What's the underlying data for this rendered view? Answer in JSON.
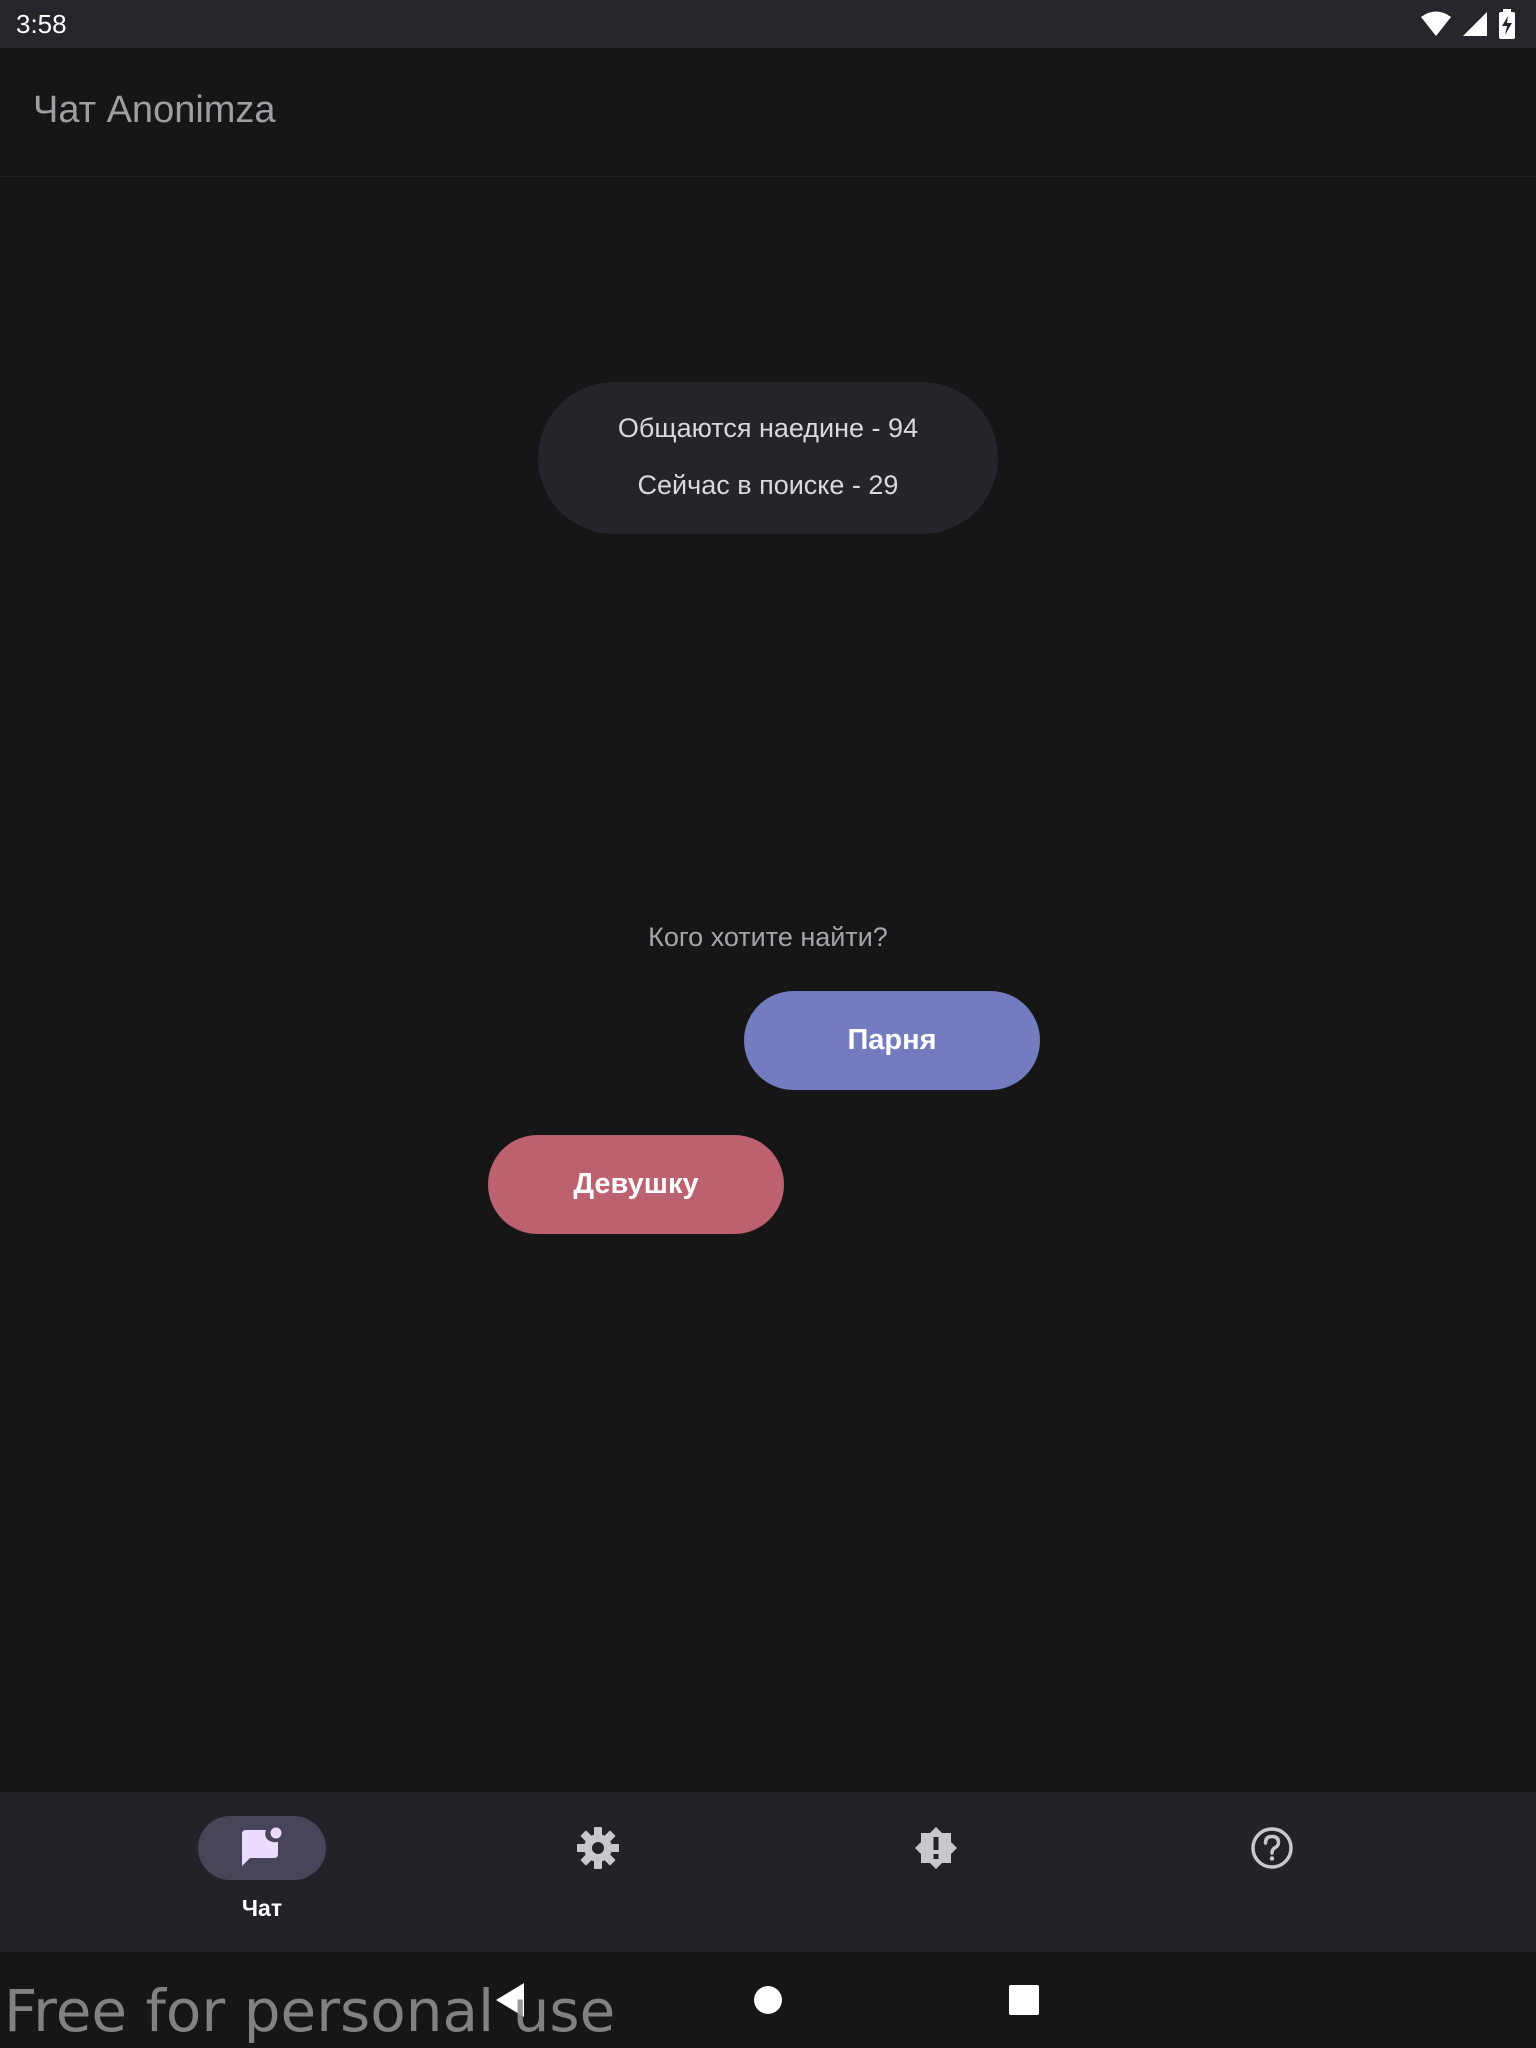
{
  "status_bar": {
    "time": "3:58",
    "icons": [
      "wifi-icon",
      "signal-icon",
      "battery-charging-icon"
    ]
  },
  "app_bar": {
    "title": "Чат Anonimza"
  },
  "stats": {
    "online_pairs": "Общаются наедине - 94",
    "searching": "Сейчас в поиске - 29"
  },
  "search": {
    "question": "Кого хотите найти?",
    "guy_button": "Парня",
    "girl_button": "Девушку"
  },
  "bottom_nav": {
    "items": [
      {
        "label": "Чат",
        "icon": "chat-icon",
        "selected": true
      },
      {
        "label": "",
        "icon": "gear-icon",
        "selected": false
      },
      {
        "label": "",
        "icon": "report-icon",
        "selected": false
      },
      {
        "label": "",
        "icon": "help-icon",
        "selected": false
      }
    ]
  },
  "system_nav": {
    "icons": [
      "back-icon",
      "home-icon",
      "recents-icon"
    ]
  },
  "watermark": "Free for personal use",
  "colors": {
    "background": "#161617",
    "surface": "#25242a",
    "guy_button": "#727cbf",
    "girl_button": "#bc6170",
    "nav_selected": "#48455a"
  }
}
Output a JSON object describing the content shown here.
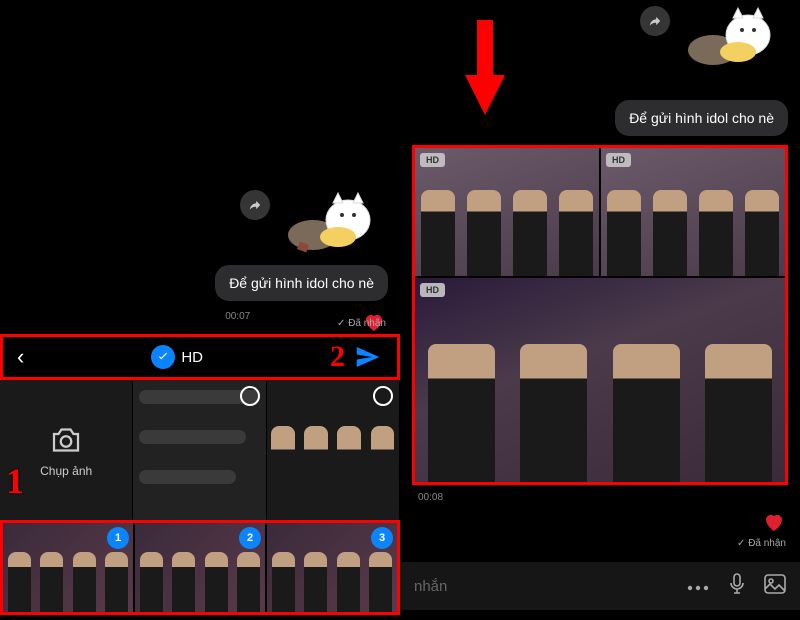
{
  "left": {
    "message": "Để gửi hình idol cho nè",
    "timestamp": "00:07",
    "status": "Đã nhận",
    "picker": {
      "hdLabel": "HD",
      "captureLabel": "Chụp ảnh"
    },
    "selected": [
      "1",
      "2",
      "3"
    ],
    "annotations": {
      "step1": "1",
      "step2": "2"
    }
  },
  "right": {
    "message": "Để gửi hình idol cho nè",
    "hdBadge": "HD",
    "timestamp": "00:08",
    "status": "Đã nhận",
    "inputPlaceholder": "nhắn"
  },
  "colors": {
    "accent": "#0a84ff",
    "highlight": "#ff0000"
  }
}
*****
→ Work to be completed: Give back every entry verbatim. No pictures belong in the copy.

→ Exercise result:
What's the underlying data for this rendered view? Answer in JSON.
{
  "status_bar": {
    "time": "3:58",
    "icons": [
      "wifi-icon",
      "signal-icon",
      "battery-charging-icon"
    ]
  },
  "app_bar": {
    "title": "Чат Anonimza"
  },
  "stats": {
    "online_pairs": "Общаются наедине - 94",
    "searching": "Сейчас в поиске - 29"
  },
  "search": {
    "question": "Кого хотите найти?",
    "guy_button": "Парня",
    "girl_button": "Девушку"
  },
  "bottom_nav": {
    "items": [
      {
        "label": "Чат",
        "icon": "chat-icon",
        "selected": true
      },
      {
        "label": "",
        "icon": "gear-icon",
        "selected": false
      },
      {
        "label": "",
        "icon": "report-icon",
        "selected": false
      },
      {
        "label": "",
        "icon": "help-icon",
        "selected": false
      }
    ]
  },
  "system_nav": {
    "icons": [
      "back-icon",
      "home-icon",
      "recents-icon"
    ]
  },
  "watermark": "Free for personal use",
  "colors": {
    "background": "#161617",
    "surface": "#25242a",
    "guy_button": "#727cbf",
    "girl_button": "#bc6170",
    "nav_selected": "#48455a"
  }
}
Output a JSON object describing the content shown here.
{
  "left": {
    "message": "Để gửi hình idol cho nè",
    "timestamp": "00:07",
    "status": "Đã nhận",
    "picker": {
      "hdLabel": "HD",
      "captureLabel": "Chụp ảnh"
    },
    "selected": [
      "1",
      "2",
      "3"
    ],
    "annotations": {
      "step1": "1",
      "step2": "2"
    }
  },
  "right": {
    "message": "Để gửi hình idol cho nè",
    "hdBadge": "HD",
    "timestamp": "00:08",
    "status": "Đã nhận",
    "inputPlaceholder": "nhắn"
  },
  "colors": {
    "accent": "#0a84ff",
    "highlight": "#ff0000"
  }
}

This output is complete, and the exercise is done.